▶ **TASK TO CARRY OUT**: The answer is every line of the records that holds the word "verified", copied in full.

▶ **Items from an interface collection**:
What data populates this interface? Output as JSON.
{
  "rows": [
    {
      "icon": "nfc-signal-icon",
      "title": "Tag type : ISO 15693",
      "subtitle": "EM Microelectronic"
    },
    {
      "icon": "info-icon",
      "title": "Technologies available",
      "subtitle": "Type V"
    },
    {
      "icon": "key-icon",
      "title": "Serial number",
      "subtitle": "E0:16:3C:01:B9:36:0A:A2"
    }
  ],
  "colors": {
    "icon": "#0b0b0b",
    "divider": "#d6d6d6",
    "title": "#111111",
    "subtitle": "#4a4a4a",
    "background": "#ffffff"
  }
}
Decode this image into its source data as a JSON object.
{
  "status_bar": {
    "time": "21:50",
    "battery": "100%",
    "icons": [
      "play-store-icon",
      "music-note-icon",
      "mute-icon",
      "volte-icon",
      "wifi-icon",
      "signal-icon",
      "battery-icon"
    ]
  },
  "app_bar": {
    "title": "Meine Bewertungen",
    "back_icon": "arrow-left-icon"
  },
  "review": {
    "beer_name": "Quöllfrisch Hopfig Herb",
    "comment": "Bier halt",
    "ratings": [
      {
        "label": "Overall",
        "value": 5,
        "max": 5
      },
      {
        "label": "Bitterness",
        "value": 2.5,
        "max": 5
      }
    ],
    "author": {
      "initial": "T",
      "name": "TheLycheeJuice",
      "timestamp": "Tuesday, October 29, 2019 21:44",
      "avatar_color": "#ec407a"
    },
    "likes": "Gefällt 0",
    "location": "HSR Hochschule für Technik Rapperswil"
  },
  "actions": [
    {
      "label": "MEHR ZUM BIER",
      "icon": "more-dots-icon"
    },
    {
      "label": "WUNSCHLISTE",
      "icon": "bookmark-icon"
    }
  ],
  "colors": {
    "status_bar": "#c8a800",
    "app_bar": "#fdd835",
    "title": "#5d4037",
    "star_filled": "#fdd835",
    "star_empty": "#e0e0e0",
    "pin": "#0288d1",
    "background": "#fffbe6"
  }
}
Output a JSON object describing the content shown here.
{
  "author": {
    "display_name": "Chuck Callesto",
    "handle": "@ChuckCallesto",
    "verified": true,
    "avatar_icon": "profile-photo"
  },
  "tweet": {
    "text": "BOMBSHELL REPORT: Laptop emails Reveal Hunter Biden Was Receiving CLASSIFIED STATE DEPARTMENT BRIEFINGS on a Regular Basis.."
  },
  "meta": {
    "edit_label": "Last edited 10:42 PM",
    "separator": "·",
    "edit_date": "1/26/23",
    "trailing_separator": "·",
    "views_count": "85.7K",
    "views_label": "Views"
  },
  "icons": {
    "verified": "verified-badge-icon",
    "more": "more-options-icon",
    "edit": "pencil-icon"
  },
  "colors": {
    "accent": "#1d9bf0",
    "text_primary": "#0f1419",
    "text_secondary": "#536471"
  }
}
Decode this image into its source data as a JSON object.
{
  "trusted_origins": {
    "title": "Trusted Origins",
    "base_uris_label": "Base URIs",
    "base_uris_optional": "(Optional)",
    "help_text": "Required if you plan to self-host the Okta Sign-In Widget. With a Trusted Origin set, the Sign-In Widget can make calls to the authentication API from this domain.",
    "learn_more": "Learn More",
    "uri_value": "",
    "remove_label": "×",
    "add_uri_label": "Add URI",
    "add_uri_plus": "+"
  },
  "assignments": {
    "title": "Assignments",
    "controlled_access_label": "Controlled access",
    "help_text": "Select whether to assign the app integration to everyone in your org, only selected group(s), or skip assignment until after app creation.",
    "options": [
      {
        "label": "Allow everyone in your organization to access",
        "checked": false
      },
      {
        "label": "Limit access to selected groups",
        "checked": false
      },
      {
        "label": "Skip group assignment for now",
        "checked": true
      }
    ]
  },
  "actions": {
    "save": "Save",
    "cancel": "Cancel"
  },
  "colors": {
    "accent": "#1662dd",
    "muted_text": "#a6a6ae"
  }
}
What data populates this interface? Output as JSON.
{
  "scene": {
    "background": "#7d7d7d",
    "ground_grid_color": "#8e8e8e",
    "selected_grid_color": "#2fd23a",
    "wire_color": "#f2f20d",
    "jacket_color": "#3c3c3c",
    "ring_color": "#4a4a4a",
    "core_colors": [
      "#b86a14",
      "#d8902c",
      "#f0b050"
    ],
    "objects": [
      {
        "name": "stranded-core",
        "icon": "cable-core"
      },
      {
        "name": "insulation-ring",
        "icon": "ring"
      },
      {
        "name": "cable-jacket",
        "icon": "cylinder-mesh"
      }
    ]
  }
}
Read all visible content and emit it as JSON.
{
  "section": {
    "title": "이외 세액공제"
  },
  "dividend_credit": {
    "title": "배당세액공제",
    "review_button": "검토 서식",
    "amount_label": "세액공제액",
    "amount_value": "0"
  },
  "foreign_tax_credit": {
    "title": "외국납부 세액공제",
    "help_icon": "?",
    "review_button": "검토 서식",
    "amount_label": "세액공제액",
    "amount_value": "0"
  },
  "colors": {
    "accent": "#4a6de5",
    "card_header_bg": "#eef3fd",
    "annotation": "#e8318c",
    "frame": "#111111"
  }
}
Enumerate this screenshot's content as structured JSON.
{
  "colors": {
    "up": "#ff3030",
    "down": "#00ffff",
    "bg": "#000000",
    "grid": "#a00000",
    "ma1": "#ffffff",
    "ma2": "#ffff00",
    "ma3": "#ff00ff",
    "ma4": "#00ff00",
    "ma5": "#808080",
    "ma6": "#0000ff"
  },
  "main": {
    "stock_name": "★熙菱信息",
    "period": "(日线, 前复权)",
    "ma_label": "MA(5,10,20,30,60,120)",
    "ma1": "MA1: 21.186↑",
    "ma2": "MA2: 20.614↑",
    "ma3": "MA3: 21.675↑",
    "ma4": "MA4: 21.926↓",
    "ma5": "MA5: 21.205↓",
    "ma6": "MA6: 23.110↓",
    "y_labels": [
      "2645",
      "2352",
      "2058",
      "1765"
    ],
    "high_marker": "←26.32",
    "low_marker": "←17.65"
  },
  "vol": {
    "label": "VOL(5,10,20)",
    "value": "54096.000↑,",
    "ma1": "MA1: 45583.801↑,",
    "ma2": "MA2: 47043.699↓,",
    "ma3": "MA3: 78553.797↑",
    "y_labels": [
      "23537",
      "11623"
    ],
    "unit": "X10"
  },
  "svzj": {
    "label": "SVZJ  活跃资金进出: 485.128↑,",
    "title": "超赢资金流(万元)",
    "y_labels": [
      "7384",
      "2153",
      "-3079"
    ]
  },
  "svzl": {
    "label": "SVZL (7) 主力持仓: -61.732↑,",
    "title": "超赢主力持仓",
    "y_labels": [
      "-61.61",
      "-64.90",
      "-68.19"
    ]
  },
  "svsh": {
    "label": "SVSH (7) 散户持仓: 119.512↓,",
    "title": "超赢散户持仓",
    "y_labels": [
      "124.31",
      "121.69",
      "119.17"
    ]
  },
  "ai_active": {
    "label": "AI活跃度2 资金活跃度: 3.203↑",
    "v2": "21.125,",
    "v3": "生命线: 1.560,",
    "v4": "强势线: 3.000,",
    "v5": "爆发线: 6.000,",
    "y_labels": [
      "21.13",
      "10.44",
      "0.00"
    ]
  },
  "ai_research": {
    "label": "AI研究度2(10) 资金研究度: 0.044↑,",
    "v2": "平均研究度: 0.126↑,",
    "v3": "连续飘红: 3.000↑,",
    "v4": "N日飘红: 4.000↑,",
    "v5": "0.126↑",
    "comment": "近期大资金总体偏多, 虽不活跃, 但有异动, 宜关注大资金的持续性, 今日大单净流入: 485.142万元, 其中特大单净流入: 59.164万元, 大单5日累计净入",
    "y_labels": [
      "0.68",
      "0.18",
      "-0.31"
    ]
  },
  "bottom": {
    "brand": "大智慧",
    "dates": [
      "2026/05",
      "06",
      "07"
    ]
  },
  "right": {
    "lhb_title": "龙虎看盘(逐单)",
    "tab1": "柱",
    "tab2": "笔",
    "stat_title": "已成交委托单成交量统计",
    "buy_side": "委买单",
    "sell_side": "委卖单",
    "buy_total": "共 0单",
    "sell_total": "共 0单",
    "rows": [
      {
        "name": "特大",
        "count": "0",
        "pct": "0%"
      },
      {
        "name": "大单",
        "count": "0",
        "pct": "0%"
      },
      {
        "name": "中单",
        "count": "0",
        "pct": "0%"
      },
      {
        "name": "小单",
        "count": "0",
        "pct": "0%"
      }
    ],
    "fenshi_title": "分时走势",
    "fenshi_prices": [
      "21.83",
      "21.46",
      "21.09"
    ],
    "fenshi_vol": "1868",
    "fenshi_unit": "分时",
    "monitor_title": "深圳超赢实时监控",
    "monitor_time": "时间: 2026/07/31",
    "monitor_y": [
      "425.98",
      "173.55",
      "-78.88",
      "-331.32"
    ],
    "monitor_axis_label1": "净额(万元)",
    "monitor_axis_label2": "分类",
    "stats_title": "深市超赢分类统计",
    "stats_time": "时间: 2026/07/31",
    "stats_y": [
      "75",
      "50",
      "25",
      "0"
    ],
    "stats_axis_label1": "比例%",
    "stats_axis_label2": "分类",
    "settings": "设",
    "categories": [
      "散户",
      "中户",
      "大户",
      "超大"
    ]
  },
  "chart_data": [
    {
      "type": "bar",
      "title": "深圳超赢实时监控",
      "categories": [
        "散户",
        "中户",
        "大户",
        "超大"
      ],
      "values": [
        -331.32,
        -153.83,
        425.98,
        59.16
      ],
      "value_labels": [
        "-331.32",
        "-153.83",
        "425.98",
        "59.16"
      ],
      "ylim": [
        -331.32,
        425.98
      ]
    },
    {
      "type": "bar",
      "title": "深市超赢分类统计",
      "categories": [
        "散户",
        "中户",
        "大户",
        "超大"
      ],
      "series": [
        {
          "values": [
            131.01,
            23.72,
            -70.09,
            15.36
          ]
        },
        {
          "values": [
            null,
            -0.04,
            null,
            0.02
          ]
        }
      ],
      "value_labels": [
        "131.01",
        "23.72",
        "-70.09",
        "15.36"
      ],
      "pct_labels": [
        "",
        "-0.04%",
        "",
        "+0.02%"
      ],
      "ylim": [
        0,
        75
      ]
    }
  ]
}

▶ **ANSWER TO THE PROBLEM**:
    "verified": true,
    "verified": "verified-badge-icon",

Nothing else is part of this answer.